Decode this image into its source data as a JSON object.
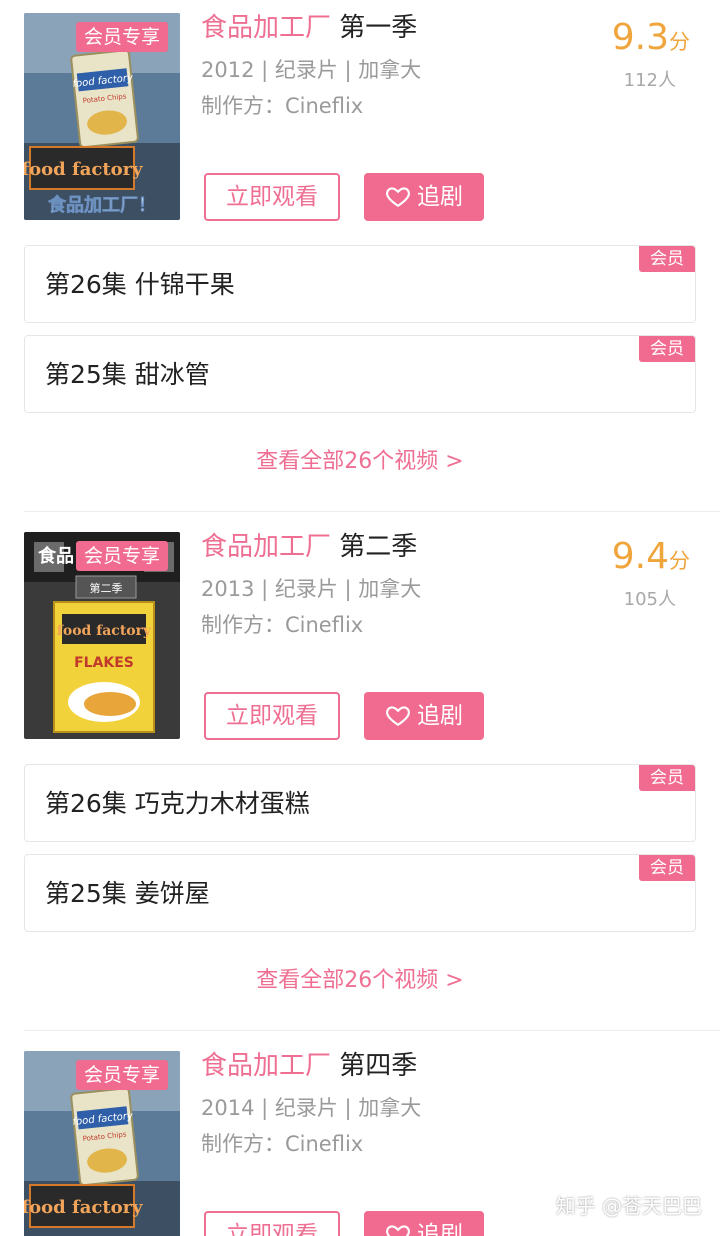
{
  "seasons": [
    {
      "vip_tag": "会员专享",
      "title_pink": "食品加工厂",
      "title_season": "第一季",
      "year_country": "2012 | 纪录片 | 加拿大",
      "maker": "制作方：Cineflix",
      "score_num": "9.3",
      "score_unit": "分",
      "voters": "112人",
      "watch_label": "立即观看",
      "follow_label": "追剧",
      "episodes": [
        {
          "title": "第26集 什锦干果",
          "badge": "会员"
        },
        {
          "title": "第25集 甜冰管",
          "badge": "会员"
        }
      ],
      "view_all": "查看全部26个视频 >",
      "poster": {
        "box_brand": "food factory",
        "box_sub": "Potato Chips",
        "logo": "food factory",
        "cn_caption": "食品加工厂！",
        "box_color": "#e9e4c8"
      }
    },
    {
      "vip_tag": "会员专享",
      "title_pink": "食品加工厂",
      "title_season": "第二季",
      "year_country": "2013 | 纪录片 | 加拿大",
      "maker": "制作方：Cineflix",
      "score_num": "9.4",
      "score_unit": "分",
      "voters": "105人",
      "watch_label": "立即观看",
      "follow_label": "追剧",
      "episodes": [
        {
          "title": "第26集 巧克力木材蛋糕",
          "badge": "会员"
        },
        {
          "title": "第25集 姜饼屋",
          "badge": "会员"
        }
      ],
      "view_all": "查看全部26个视频 >",
      "poster": {
        "box_brand": "food factory",
        "box_sub": "FLAKES",
        "season_plate": "第二季",
        "cn_caption": "食品",
        "box_color": "#f2d23a"
      }
    },
    {
      "vip_tag": "会员专享",
      "title_pink": "食品加工厂",
      "title_season": "第四季",
      "year_country": "2014 | 纪录片 | 加拿大",
      "maker": "制作方：Cineflix",
      "watch_label": "立即观看",
      "follow_label": "追剧",
      "poster": {
        "box_brand": "food factory",
        "box_sub": "Potato Chips",
        "logo": "food factory",
        "box_color": "#e9e4c8"
      }
    }
  ],
  "watermark": "知乎 @苍天巴巴",
  "colors": {
    "accent_pink": "#f06b8f",
    "score_orange": "#f0a53c",
    "meta_gray": "#9a9a9a"
  },
  "icons": [
    "heart-icon"
  ]
}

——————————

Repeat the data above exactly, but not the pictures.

Answer to this exercise ->
Decode this image into its source data as a JSON object.
{
  "seasons": [
    {
      "vip_tag": "会员专享",
      "title_pink": "食品加工厂",
      "title_season": "第一季",
      "year_country": "2012 | 纪录片 | 加拿大",
      "maker": "制作方：Cineflix",
      "score_num": "9.3",
      "score_unit": "分",
      "voters": "112人",
      "watch_label": "立即观看",
      "follow_label": "追剧",
      "episodes": [
        {
          "title": "第26集 什锦干果",
          "badge": "会员"
        },
        {
          "title": "第25集 甜冰管",
          "badge": "会员"
        }
      ],
      "view_all": "查看全部26个视频 >",
      "poster": {
        "box_brand": "food factory",
        "box_sub": "Potato Chips",
        "logo": "food factory",
        "cn_caption": "食品加工厂！",
        "box_color": "#e9e4c8"
      }
    },
    {
      "vip_tag": "会员专享",
      "title_pink": "食品加工厂",
      "title_season": "第二季",
      "year_country": "2013 | 纪录片 | 加拿大",
      "maker": "制作方：Cineflix",
      "score_num": "9.4",
      "score_unit": "分",
      "voters": "105人",
      "watch_label": "立即观看",
      "follow_label": "追剧",
      "episodes": [
        {
          "title": "第26集 巧克力木材蛋糕",
          "badge": "会员"
        },
        {
          "title": "第25集 姜饼屋",
          "badge": "会员"
        }
      ],
      "view_all": "查看全部26个视频 >",
      "poster": {
        "box_brand": "food factory",
        "box_sub": "FLAKES",
        "season_plate": "第二季",
        "cn_caption": "食品",
        "box_color": "#f2d23a"
      }
    },
    {
      "vip_tag": "会员专享",
      "title_pink": "食品加工厂",
      "title_season": "第四季",
      "year_country": "2014 | 纪录片 | 加拿大",
      "maker": "制作方：Cineflix",
      "watch_label": "立即观看",
      "follow_label": "追剧",
      "poster": {
        "box_brand": "food factory",
        "box_sub": "Potato Chips",
        "logo": "food factory",
        "box_color": "#e9e4c8"
      }
    }
  ],
  "watermark": "知乎 @苍天巴巴",
  "colors": {
    "accent_pink": "#f06b8f",
    "score_orange": "#f0a53c",
    "meta_gray": "#9a9a9a"
  },
  "icons": [
    "heart-icon"
  ]
}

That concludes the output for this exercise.